* [PROBLEM REQUIREMENTS]: If a line in the records below holds the word "Touch", copy it.

[Page and application data records]
══════
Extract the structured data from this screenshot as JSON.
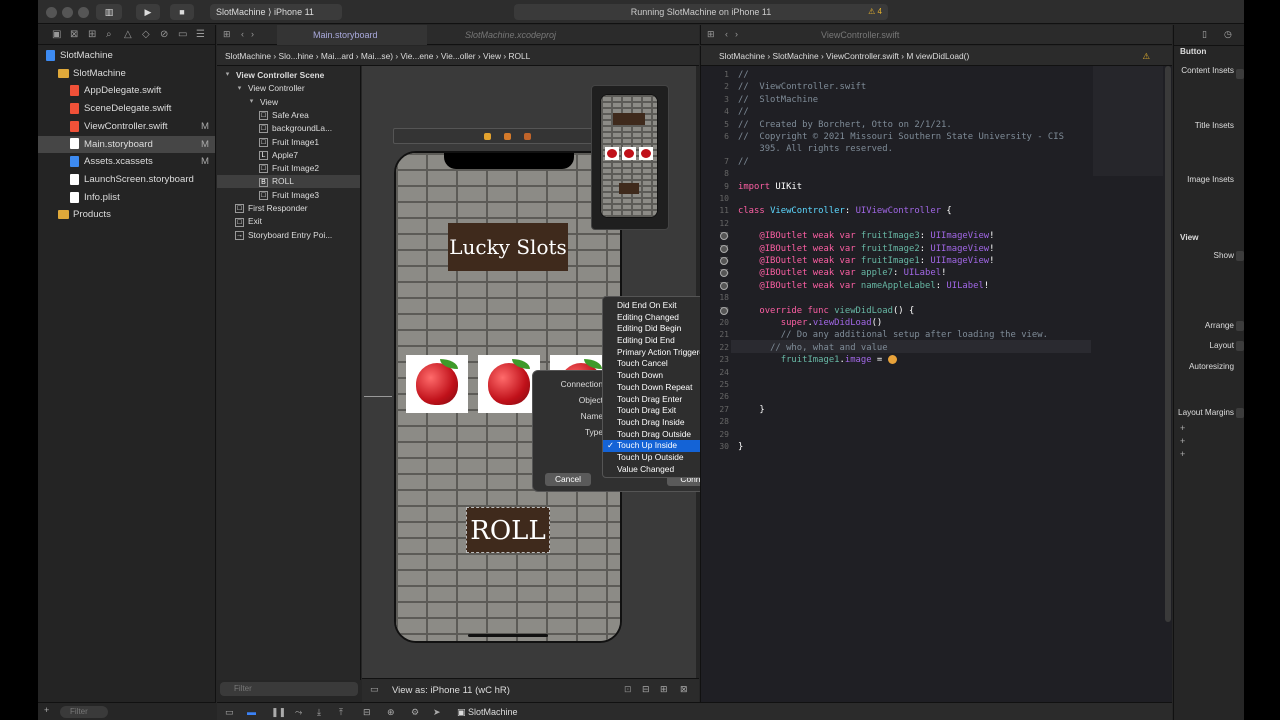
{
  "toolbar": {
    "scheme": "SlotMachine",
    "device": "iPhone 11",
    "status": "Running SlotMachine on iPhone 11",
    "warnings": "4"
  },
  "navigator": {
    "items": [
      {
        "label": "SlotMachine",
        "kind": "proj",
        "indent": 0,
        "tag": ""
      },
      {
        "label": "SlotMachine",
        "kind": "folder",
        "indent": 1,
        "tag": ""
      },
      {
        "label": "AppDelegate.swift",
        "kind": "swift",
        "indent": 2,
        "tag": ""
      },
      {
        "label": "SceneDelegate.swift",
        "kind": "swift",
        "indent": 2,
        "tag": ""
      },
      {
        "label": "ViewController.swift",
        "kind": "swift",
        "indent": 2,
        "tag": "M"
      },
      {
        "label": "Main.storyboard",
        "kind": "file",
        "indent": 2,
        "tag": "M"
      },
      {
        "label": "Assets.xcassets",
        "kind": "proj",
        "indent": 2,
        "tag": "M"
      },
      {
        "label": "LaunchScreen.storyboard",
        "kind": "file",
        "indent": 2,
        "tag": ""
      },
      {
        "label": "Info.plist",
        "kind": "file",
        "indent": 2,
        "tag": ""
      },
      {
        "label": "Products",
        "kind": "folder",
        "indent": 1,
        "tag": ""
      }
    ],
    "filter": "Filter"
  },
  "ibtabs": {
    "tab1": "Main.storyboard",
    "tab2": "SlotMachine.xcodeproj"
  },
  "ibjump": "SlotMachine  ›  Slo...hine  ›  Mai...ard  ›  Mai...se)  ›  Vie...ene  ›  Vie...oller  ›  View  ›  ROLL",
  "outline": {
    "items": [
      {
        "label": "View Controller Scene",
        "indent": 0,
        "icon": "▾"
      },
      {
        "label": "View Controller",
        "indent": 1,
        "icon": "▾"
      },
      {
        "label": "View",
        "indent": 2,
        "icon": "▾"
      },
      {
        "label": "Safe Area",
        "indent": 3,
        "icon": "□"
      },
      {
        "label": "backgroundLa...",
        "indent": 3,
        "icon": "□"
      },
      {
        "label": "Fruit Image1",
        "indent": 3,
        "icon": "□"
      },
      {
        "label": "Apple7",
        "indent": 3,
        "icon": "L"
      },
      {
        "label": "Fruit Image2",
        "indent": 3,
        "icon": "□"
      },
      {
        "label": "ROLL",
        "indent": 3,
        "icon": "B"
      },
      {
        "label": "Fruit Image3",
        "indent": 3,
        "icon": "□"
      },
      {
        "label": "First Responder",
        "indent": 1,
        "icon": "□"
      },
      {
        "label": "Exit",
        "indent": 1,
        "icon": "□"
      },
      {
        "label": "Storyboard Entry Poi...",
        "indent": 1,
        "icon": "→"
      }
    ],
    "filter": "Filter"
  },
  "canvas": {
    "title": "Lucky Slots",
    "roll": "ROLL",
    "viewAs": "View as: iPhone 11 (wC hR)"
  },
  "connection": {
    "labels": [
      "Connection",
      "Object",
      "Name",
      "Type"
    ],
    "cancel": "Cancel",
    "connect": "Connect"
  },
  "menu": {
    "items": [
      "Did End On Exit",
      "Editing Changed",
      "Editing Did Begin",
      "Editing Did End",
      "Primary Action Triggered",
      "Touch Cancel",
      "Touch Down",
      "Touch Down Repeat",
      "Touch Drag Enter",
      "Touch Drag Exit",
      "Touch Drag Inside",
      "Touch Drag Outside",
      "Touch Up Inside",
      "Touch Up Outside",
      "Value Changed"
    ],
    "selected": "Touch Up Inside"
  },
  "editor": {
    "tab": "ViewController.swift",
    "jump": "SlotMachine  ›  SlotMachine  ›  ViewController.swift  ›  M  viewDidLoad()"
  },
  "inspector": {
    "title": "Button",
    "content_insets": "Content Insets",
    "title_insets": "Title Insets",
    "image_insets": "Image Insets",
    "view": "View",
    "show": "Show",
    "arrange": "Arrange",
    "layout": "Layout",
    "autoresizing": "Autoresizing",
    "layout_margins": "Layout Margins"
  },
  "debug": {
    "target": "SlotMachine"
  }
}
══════
* [WRITTEN SOLUTION]:
      "Touch Cancel",
      "Touch Down",
      "Touch Down Repeat",
      "Touch Drag Enter",
      "Touch Drag Exit",
      "Touch Drag Inside",
      "Touch Drag Outside",
      "Touch Up Inside",
      "Touch Up Outside",
    "selected": "Touch Up Inside"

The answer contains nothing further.